# WHAT TO PRODUCE
Could you write out the records below exactly, without omitting a line?

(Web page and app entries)
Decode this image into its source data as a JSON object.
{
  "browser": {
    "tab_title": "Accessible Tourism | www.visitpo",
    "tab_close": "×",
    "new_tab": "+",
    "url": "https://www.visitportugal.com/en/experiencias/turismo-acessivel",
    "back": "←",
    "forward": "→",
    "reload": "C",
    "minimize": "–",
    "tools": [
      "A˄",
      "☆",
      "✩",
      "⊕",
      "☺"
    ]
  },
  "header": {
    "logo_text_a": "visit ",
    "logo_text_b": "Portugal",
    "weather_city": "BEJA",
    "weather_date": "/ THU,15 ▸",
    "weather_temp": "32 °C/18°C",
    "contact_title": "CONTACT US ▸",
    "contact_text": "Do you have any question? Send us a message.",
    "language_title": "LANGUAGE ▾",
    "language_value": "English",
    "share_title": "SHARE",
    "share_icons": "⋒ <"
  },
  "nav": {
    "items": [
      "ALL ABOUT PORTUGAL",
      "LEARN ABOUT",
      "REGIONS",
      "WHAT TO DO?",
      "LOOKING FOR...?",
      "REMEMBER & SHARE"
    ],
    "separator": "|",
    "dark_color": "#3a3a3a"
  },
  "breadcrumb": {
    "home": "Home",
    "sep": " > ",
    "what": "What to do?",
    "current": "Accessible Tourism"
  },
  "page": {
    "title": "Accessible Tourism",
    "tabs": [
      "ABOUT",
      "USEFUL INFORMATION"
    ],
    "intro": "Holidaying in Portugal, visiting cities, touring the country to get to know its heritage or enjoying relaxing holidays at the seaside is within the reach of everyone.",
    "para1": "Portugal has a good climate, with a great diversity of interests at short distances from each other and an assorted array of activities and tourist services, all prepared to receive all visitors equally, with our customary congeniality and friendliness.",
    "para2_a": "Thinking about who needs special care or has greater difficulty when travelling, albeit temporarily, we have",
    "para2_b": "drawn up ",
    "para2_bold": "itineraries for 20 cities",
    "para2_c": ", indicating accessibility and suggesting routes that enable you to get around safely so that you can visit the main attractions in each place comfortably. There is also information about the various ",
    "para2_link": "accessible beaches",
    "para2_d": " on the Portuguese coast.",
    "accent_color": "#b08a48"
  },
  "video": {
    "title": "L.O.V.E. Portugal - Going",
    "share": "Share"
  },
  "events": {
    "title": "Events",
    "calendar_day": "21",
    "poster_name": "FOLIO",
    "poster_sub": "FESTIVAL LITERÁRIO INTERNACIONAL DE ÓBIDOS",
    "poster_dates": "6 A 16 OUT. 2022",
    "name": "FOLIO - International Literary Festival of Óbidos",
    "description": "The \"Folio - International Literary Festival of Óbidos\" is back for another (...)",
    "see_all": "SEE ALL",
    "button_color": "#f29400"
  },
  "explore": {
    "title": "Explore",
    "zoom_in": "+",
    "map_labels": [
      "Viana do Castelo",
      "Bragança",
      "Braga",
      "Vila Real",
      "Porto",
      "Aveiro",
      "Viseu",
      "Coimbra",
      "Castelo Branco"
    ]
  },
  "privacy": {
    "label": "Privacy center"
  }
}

# RESPONSE TO THIS EXERCISE
Decode this image into its source data as a JSON object.
{
  "browser": {
    "tab_title": "Accessible Tourism | www.visitpo",
    "tab_close": "×",
    "new_tab": "+",
    "url": "https://www.visitportugal.com/en/experiencias/turismo-acessivel",
    "back": "←",
    "forward": "→",
    "reload": "C",
    "minimize": "–",
    "tools": [
      "A˄",
      "☆",
      "✩",
      "⊕",
      "☺"
    ]
  },
  "header": {
    "logo_text_a": "visit ",
    "logo_text_b": "Portugal",
    "weather_city": "BEJA",
    "weather_date": "/ THU,15 ▸",
    "weather_temp": "32 °C/18°C",
    "contact_title": "CONTACT US ▸",
    "contact_text": "Do you have any question? Send us a message.",
    "language_title": "LANGUAGE ▾",
    "language_value": "English",
    "share_title": "SHARE",
    "share_icons": "⋒ <"
  },
  "nav": {
    "items": [
      "ALL ABOUT PORTUGAL",
      "LEARN ABOUT",
      "REGIONS",
      "WHAT TO DO?",
      "LOOKING FOR...?",
      "REMEMBER & SHARE"
    ],
    "separator": "|",
    "dark_color": "#3a3a3a"
  },
  "breadcrumb": {
    "home": "Home",
    "sep": " > ",
    "what": "What to do?",
    "current": "Accessible Tourism"
  },
  "page": {
    "title": "Accessible Tourism",
    "tabs": [
      "ABOUT",
      "USEFUL INFORMATION"
    ],
    "intro": "Holidaying in Portugal, visiting cities, touring the country to get to know its heritage or enjoying relaxing holidays at the seaside is within the reach of everyone.",
    "para1": "Portugal has a good climate, with a great diversity of interests at short distances from each other and an assorted array of activities and tourist services, all prepared to receive all visitors equally, with our customary congeniality and friendliness.",
    "para2_a": "Thinking about who needs special care or has greater difficulty when travelling, albeit temporarily, we have",
    "para2_b": "drawn up ",
    "para2_bold": "itineraries for 20 cities",
    "para2_c": ", indicating accessibility and suggesting routes that enable you to get around safely so that you can visit the main attractions in each place comfortably. There is also information about the various ",
    "para2_link": "accessible beaches",
    "para2_d": " on the Portuguese coast.",
    "accent_color": "#b08a48"
  },
  "video": {
    "title": "L.O.V.E. Portugal - Going",
    "share": "Share"
  },
  "events": {
    "title": "Events",
    "calendar_day": "21",
    "poster_name": "FOLIO",
    "poster_sub": "FESTIVAL LITERÁRIO INTERNACIONAL DE ÓBIDOS",
    "poster_dates": "6 A 16 OUT. 2022",
    "name": "FOLIO - International Literary Festival of Óbidos",
    "description": "The \"Folio - International Literary Festival of Óbidos\" is back for another (...)",
    "see_all": "SEE ALL",
    "button_color": "#f29400"
  },
  "explore": {
    "title": "Explore",
    "zoom_in": "+",
    "map_labels": [
      "Viana do Castelo",
      "Bragança",
      "Braga",
      "Vila Real",
      "Porto",
      "Aveiro",
      "Viseu",
      "Coimbra",
      "Castelo Branco"
    ]
  },
  "privacy": {
    "label": "Privacy center"
  }
}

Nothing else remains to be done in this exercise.